The Central Diocese of the Polish National Catholic Church is a diocese that includes New Jersey, part of New York, eastern Pennsylvania, and parishes in California, Colorado, and Maryland. The cathedral of the Central Diocese is St Stanislaus Cathedral in Scranton, Pennsylvania. The diocese is divided into five seniorates: Scranton, Plymouth, Philadelphia, New York/New Jersey, and Mohawk Valley.[1] For each seniorate, there is appointed an Administrative Senior, who is a priest of the diocese charged with responsibilities throughout the area of the seniorate.


The Rt. Rev. Bernard Nowicki is the current bishop ordinary of the Central Diocese. He was consecrated on September 14, 2012.[2] He succeeded the Rt. Rev. John Mack, who returned to the Buffalo Pittsburgh Diocese where he had previously served as an auxiliary bishop.[3] Mack was consecrated a bishop on November 30, 2006.[4] Mack succeeded Most Rev. Anthony Mikovsky, who was elected the Prime Bishop of the Polish National Catholic Church at the General Synod held in October 2010.[5] Mikovsky succeeded Rt. Rev. Casimir J. Grotnik as bishop of the Central Diocese. Grotnik died on December 9, 2005.[6][7] Grotnik succeeded Rt. Rev. Anthony Rysz who retired at the age of 75.[8] The Constitution and Laws of the Polish National Catholic Church provide for the mandatory retirement of bishops.[9]


External links
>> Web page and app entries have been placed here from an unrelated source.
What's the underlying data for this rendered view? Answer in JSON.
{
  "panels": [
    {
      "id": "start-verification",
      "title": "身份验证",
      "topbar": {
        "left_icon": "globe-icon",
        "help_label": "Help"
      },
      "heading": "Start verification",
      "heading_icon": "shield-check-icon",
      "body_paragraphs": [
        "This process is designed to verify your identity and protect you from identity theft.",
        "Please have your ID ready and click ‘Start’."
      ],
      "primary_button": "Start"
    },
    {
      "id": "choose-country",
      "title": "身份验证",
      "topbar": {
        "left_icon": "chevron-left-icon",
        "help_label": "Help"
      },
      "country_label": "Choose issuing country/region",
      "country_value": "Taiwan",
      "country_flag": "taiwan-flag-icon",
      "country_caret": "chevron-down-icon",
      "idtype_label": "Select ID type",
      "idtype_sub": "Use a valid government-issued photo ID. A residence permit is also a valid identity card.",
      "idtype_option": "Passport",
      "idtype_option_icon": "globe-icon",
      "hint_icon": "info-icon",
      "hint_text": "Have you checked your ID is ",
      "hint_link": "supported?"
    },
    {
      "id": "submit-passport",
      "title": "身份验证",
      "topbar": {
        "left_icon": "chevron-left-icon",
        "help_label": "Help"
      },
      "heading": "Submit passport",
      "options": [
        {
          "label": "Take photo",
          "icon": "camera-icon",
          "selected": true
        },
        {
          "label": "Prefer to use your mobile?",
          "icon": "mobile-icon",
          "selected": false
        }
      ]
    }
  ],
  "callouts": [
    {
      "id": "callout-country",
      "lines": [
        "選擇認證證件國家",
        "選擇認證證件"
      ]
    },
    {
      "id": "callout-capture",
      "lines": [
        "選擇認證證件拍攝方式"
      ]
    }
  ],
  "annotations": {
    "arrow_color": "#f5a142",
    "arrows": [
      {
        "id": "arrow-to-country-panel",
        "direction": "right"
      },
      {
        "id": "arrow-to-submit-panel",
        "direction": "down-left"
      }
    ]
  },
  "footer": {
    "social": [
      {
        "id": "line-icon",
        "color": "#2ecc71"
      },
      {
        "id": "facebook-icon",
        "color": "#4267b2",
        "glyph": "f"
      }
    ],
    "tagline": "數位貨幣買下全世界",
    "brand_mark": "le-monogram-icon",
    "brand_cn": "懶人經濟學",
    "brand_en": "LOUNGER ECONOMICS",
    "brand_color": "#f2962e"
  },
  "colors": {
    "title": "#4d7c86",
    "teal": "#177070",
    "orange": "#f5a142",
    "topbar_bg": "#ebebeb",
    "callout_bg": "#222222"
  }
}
  • Central Diocese of the Polish National Catholic Church
  • Saint Stanislaus Bishop and Martyr Cathedral
  • Blessed Virgin Mary of Czestochowa National Catholic Church
This article was sourced from Creative Commons Attribution-ShareAlike License; additional terms may apply. World Heritage Encyclopedia content is assembled from numerous content providers, Open Access Publishing, and in compliance with The Fair Access to Science and Technology Research Act (FASTR), Wikimedia Foundation, Inc., Public Library of Science, The Encyclopedia of Life, Open Book Publishers (OBP), PubMed, U.S. National Library of Medicine, National Center for Biotechnology Information, U.S. National Library of Medicine, National Institutes of Health (NIH), U.S. Department of Health & Human Services, and USA.gov, which sources content from all federal, state, local, tribal, and territorial government publication portals (.gov, .mil, .edu). Funding for USA.gov and content contributors is made possible from the U.S. Congress, E-Government Act of 2002.
Crowd sourced content that is contributed to World Heritage Encyclopedia is peer reviewed and edited by our editorial staff to ensure quality scholarly research articles.
By using this site, you agree to the Terms of Use and Privacy Policy. World Heritage Encyclopedia™ is a registered trademark of the World Public Library Association, a non-profit organization.